'Boardwalk Empire' gets a wardrobe update
New year, new wardrobe. It’s now 1924 on Boardwalk Empire, which means there’s been a slight shift in the show’s look. And while those silk dresses, three-piece suits, and trench coats may look effortlessly gangster chic, they involve a lot of hard work courtesy of Emmy nominated costume designers John A. Dunn and Lisa Padovani.
According to the design duo — who custom make most of the show’s wardrobe — fashion history is only one element of the aesthetic. “When we get the scripts, we’re inspired by the stories, the characters,” said Padovani of the Prohibition-era show. “We do a lot of research and then we take whatever that reality was and tweak it [to suit] our story.”
What’s new this season? “We’re heading into the mid 20’s, so there are new silhouettes and new fabrics,” said Dunn. “The silhouette is very slim, the waist is dropping, the women’s dresses are still long, but they’re going to start to shoot up. The patterns are just beginning to show the influence of art deco.” Though, Padovani added, “I’m inspired by contemporary stuff too and I’ll think, ‘That could translate into 1920’s….’ We try to incorporate old pieces with new pieces and old trimmings and accessories with the new things we manufacture to give it a seamless quality.”
The addition of new characters like Daughter Maitland (Margot Bingham), Dr. Valentin Narcisse (Jeffrey Wright), and Roy Phillips (Ron Livingston) means the costume designers have more actors to dress, and Livingston has been especially excited about the process. “He’s very much into the clothing,” said Padovani. “He wants to know the motivation behind what we’re thinking. He likes to discuss it.” The show’s other leading players are equally motivated by the 1920’s fashion, particularly Michael K. Williams, who plays Chalky White. “He’s so cute. He [recently] said, ‘I think Chalky White has a shoe fetish,’ so he wanted special shoe inserts to keep his shoes pristine,” said Padovani, who happily granted the actor’s wish. “John and I are very detail oriented. [When they’re filming, the cast] can’t wear their sneakers, even though we usually don’t see their feet. Once you’re on set, you really should wear the costume. It helps the actor.”

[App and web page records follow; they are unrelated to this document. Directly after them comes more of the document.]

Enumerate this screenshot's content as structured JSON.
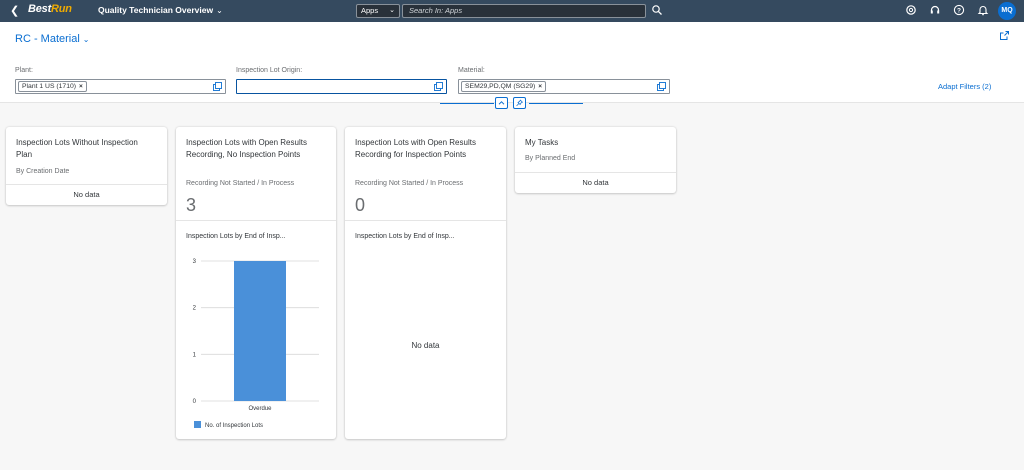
{
  "shell": {
    "logo_best": "Best",
    "logo_run": "Run",
    "app_title": "Quality Technician Overview",
    "scope": "Apps",
    "search_placeholder": "Search In: Apps",
    "avatar_initials": "MQ"
  },
  "header": {
    "variant": "RC - Material",
    "filters": [
      {
        "label": "Plant:",
        "token": "Plant 1 US (1710)"
      },
      {
        "label": "Inspection Lot Origin:",
        "token": ""
      },
      {
        "label": "Material:",
        "token": "SEM29,PD,QM (SG29)"
      }
    ],
    "adapt_filters": "Adapt Filters (2)"
  },
  "cards": [
    {
      "title": "Inspection Lots Without Inspection Plan",
      "subtitle": "By Creation Date",
      "no_data": "No data"
    },
    {
      "title": "Inspection Lots with Open Results Recording, No Inspection Points",
      "subtitle": "Recording Not Started / In Process",
      "kpi": "3",
      "chart_title": "Inspection Lots by End of Insp..."
    },
    {
      "title": "Inspection Lots with Open Results Recording for Inspection Points",
      "subtitle": "Recording Not Started / In Process",
      "kpi": "0",
      "chart_title": "Inspection Lots by End of Insp...",
      "no_data": "No data"
    },
    {
      "title": "My Tasks",
      "subtitle": "By Planned End",
      "no_data": "No data"
    }
  ],
  "chart_data": {
    "type": "bar",
    "categories": [
      "Overdue"
    ],
    "series": [
      {
        "name": "No. of Inspection Lots",
        "values": [
          3
        ]
      }
    ],
    "yticks": [
      "0",
      "1",
      "2",
      "3"
    ],
    "ylim": [
      0,
      3
    ],
    "color": "#4a90d9"
  },
  "colors": {
    "shell": "#354a5f",
    "accent": "#0a6ed1",
    "bar": "#4a90d9"
  },
  "icons": [
    "back-icon",
    "chevron-down-icon",
    "search-icon",
    "notifications-icon",
    "help-icon",
    "headset-icon",
    "copilot-icon",
    "share-icon",
    "value-help-icon",
    "collapse-header-icon",
    "pin-icon"
  ]
}
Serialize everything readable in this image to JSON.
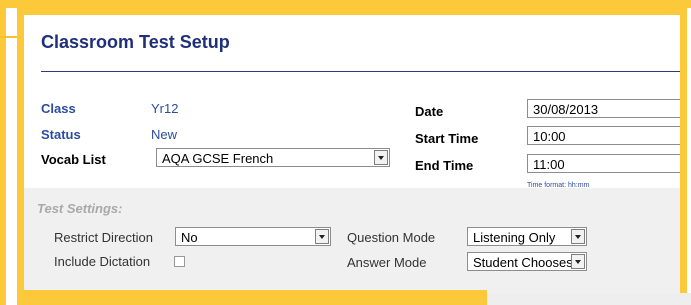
{
  "header": {
    "title": "Classroom Test Setup"
  },
  "info": {
    "class_label": "Class",
    "class_value": "Yr12",
    "status_label": "Status",
    "status_value": "New",
    "vocab_label": "Vocab List",
    "vocab_value": "AQA GCSE French"
  },
  "schedule": {
    "date_label": "Date",
    "date_value": "30/08/2013",
    "start_label": "Start Time",
    "start_value": "10:00",
    "end_label": "End Time",
    "end_value": "11:00",
    "time_hint": "Time format: hh:mm"
  },
  "settings": {
    "heading": "Test Settings:",
    "restrict_label": "Restrict Direction",
    "restrict_value": "No",
    "dictation_label": "Include Dictation",
    "dictation_checked": false,
    "question_label": "Question Mode",
    "question_value": "Listening Only",
    "answer_label": "Answer Mode",
    "answer_value": "Student Chooses"
  },
  "colors": {
    "highlight": "#fcc93b",
    "title": "#1f2f7a",
    "label": "#2b4ca0"
  }
}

Click through the gallery to find out how Nucky and Gillian’s wardrobes have changed this season, and what inspired the look of new characters like the Onyx Girls, Daughter Maitland, Dr. Valentin Narcisse, and Roy Phillips.
Nucky Thompson (Steve Buscemi)
“This season, Nucky is not quite the public figure that he’s been in the past,” explained Dunn. “He’s not in public on the boardwalk living at the hotel anymore. He’s gone a little bit underground and we’ve reflected that in his wardrobe. He’s presenting a respectable businessman this season while he continues his activities.” The duo decided a muted color palette would better suit Nucky’s lower profile. “Color palette wise, we toned down the color on him,” said Padovani. “He definitely looks much more like a conservative business man, like a banker in a way… just to keep that profile a little lower. His personality and the story lines got a little darker for him, so we reflected that in his clothing.”
Daughter Maitland (Margot Bingham)
“She represents a new type of character, a new type of entertainer that became popular in the 20’s and that would be the black female singer,” said Dunn, who noted that real-life singer Bessie Smith was an inspiration for the character. “Daughter Maitland represents this crossover of the female singer bringing black music to white society. It was a combination of jazz — which the nation became crazy about — and soulful singers. It represents that.” The duo relied heavily on research of the styles of the era. “We looked at what was going on in Harlem [at venues] like The Cotton Club and all the singers of the jazz age at the time,” added Padovani. “There’s a theatricality to it because they’re performing in these different clubs they have thematic things going. This season, she’s part of the Onyx Girls. At one point she has a costume that looks similar to theirs, but mostly she’s the main attraction. We wanted to go a theatrical, beautiful way with her. We made headpieces that went with the dress. The actress herself is a very beauty, sexy woman… so we wanted to make sure she looked like a million dollars.”
Dr. Valetin Narcisse (Jeffrey Wright)
“He’s impeccably dressed, but because it’s Jeffrey [Wright]… he’s also wearing it with amazing style. He takes it to a new place,” said Dunn, while Padovani added, “Jeffrey is portraying a man who isn’t based on a real person, but he’s based on an amalgamation of people — Marcus Garvey being one of those people. He’s old world meets the new world. We wanted to make him old world in the way he looked and he was very much on board with that. However, he’s definitely a modern man in the way he’s dealing with his crookedness, being a gangster. He knows what’s going on out there, but he hides behind this pretense of being a preacher, a priest, a doctor… the modern voice of the modern negro. We wanted to make him look like an [educated] man. His costume and persona reflect that. The way he speaks is very precise and he’s always quoting scripture. His character thinks he’s above it all and that he’s superior to everybody around him, so his [wardrobe] also has a superior look to it. He looks more powerful and richer than anybody around him.”
Roy Phillips (Ron Livingston) & Gillian Darmody (Gretchen Mol)
“I don’t want to give too much away about the story, but we have to dress [Roy Phillips] as a particular part. He’s supposed to be a rich business man, so his clothing reflects that,” said Padovani. As for Gillian Darmody, her life has changed in terms of both story and wardrobe. “When we first come into this season, Gillian is at a low point,” explained Dunn. “She’s lost everything except for the house. She’s doing her best to keep up appearances, but as you’ll see she’s reaching the end of her rope. The wardrobe has gotten a little more subdued because she’s in more desperate straits as the season begins.” Added Padovani, “When she was running her brothel, she always had much more of an evening look with longer dresses, velvets, and silks with more opulent jewelry. But John and I figured she’s probably had to sell a lot of her stuff by now, including her clothes. So she still has nice fabrics, like velvets and silk, but it’s much more of a daytime, paired down look than season.”
The Onyx Girls
“The Onyx Girls represent the new look for showgirls, which became very much about shaking and shimmying and bare skin,” explained Dunn. “Prior to this, showgirls tended to be a little more stately or a little silly. We wanted to sex them up a little bit because it reflected what was happening in the music and in the culture. The costumes are a little more bare and a little sexier. By today’s standards, they’re still quite modest, but in 1924 these costumes were close to shocking.”
Boardwalk Empire airs Sunday’s on HBO at 9 pm/ET.